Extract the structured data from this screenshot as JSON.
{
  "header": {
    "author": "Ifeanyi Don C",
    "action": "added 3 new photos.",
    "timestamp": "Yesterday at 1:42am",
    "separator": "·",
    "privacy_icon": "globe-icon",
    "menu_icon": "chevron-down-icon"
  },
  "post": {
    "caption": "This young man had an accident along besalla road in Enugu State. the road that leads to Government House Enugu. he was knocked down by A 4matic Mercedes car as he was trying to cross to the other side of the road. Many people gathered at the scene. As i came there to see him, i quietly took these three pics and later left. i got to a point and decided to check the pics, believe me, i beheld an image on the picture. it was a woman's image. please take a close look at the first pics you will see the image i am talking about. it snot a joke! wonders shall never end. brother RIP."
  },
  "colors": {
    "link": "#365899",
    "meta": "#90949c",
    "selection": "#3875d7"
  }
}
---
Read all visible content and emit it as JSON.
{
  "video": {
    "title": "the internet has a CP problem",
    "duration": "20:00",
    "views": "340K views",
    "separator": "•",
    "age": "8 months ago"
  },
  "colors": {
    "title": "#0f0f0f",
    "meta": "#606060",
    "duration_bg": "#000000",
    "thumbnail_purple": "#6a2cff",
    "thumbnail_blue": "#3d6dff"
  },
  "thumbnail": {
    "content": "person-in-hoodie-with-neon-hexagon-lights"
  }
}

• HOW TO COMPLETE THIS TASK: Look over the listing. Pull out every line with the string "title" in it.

• TASK SOLUTION:
    "title": "the internet has a CP problem",
    "title": "#0f0f0f",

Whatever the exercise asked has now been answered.